Our Religious Leaders
Why were Aaron’s two sons, Nadab and Abihu, struck dead in the desert tabernacle (mishkan)? Everything was all set for the inauguration of regular sacrificial worship in the mishkan, and then this tragedy—why?
The Torah seems to suggest several answers. To begin with, it says that Nadab and Abihu had brought a “foreign fire” (esh zara) into the mishkan just before the incident. Fire itself could hardly be called “foreign”; most commentators believe this is a reference to the incense that burned inside the mishkan. If so, then saying that the incense was a foreign might mean that it had been put in the innermost part of the mishkan, where it would indeed be foreign. Or perhaps their offering was foreign in the sense that the coals that they had put in their incense pans had come from an ordinary “outside” source rather than from the incense altar itself. Or perhaps they had somehow omitted from, or added to, the required ingredients of an incense offering, or had put the proper ingredients in the wrong proportion—either way making their incense “foreign.”
Then again, it might be Nadab and Abihu were drunk, or even just a little tipsy, at the time. After all, not long afterwards, God says to Aaron, “Do not drink wine or any other liquor, you and your sons, when you enter the Tent of Meeting, lest you die” (Lev 10:8). Was not this a subtle hint as to the cause of Aaron’s two sons’ death?
Whatever the precise reason, or combination of reasons, what seems most significant is what Moses says to Aaron immediately after his sons have been struck dead: “This is what the Lord [intended by] saying: ‘I will be sanctified by those close to Me, and I will be honored before all the people.’ And Aaron kept still.” Apparently, this is the lesson of the whole incident. But what do these words mean exactly?
“Those close to Me” refers to the kohanim, the priests who bring offerings in the mishkan and are closest to the Holy of Holies. (Ezek 42:13 similarly refers to “the kohanim who are close to the Lord.”) If so, I think a somewhat freer, but clearer, translation might be: “This is what the Lord [intended by] saying: ‘If the kohanim respect My sanctity, then I will be honored by all the people.’” For whatever reason—by putting their incense in the wrong place, or having made it from the wrong ingredients, or in the wrong proportions, or any of the other explanations offered—Nadab and Abihu did not properly respect God’s sanctity.

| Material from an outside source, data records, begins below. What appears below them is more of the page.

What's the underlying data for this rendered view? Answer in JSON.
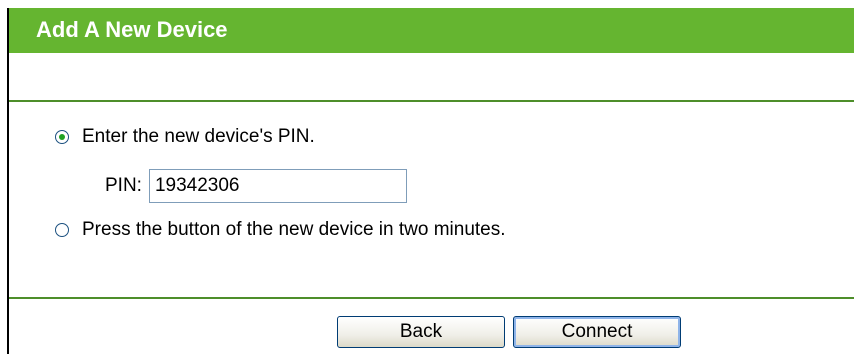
{
  "page": {
    "title": "Add A New Device"
  },
  "options": {
    "pin_option": {
      "label": "Enter the new device's PIN.",
      "selected": true
    },
    "pbc_option": {
      "label": "Press the button of the new device in two minutes.",
      "selected": false
    }
  },
  "pin": {
    "label": "PIN:",
    "value": "19342306"
  },
  "buttons": {
    "back_label": "Back",
    "connect_label": "Connect"
  },
  "colors": {
    "title_bar": "#65b530",
    "title_text": "#ffffff",
    "divider": "#4d8e2a",
    "radio_dot": "#21a121"
  }
}
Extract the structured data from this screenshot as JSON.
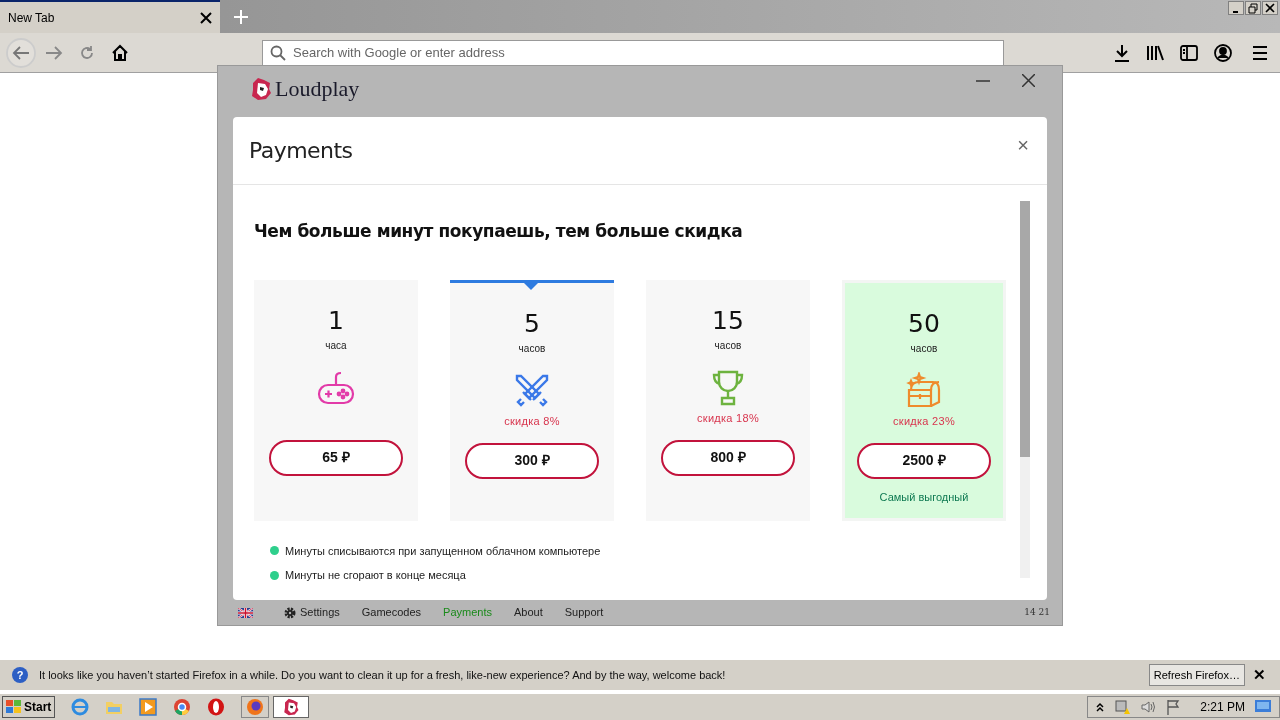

This, God says, might in turn lead the whole nation into error.
The underlying principle is that the people charged with being the closest to God are ipso facto held to a higher standard. If they are not meticulous in observing all the laws and restrictions connected with God’s sanctity (laws of ritual purity, all the regulations governing the offering of sacrifices, laws of marriage, and so forth), then how can the rest of people, watching from the sidelines, be expected to honor God properly? This is what Moses said to Aaron, and Aaron knew that he was right, so he remained silent and did not offer a word of protest.
It is difficult to read all this without thinking that it has a message for people today. Those “closest to God,” who in our day should be our rabbis and scholars and others who act as religious spokesmen, are likewise to be held to the highest standards. In reality, however, the opposite often seems to be the case. How many such leaders nowadays end up in court or in jail, convicted of theft on a massive scale, or simply of abusing their office for personal gain?
Others are just morally bankrupt, assuring their followers that any act is permissible, so long as it is done in the name of Judaism and/or the state of Israel. Or else they are just silent—not the silence of Aaron, who accepted the justice of Moses’ words, but the silence of the uninvolved. The case of Nadab and Abihu ought to give such “leaders” pause. Even if they haven’t committed an actual crime, have they really upheld the standard of “I will be sanctified by those close to Me”?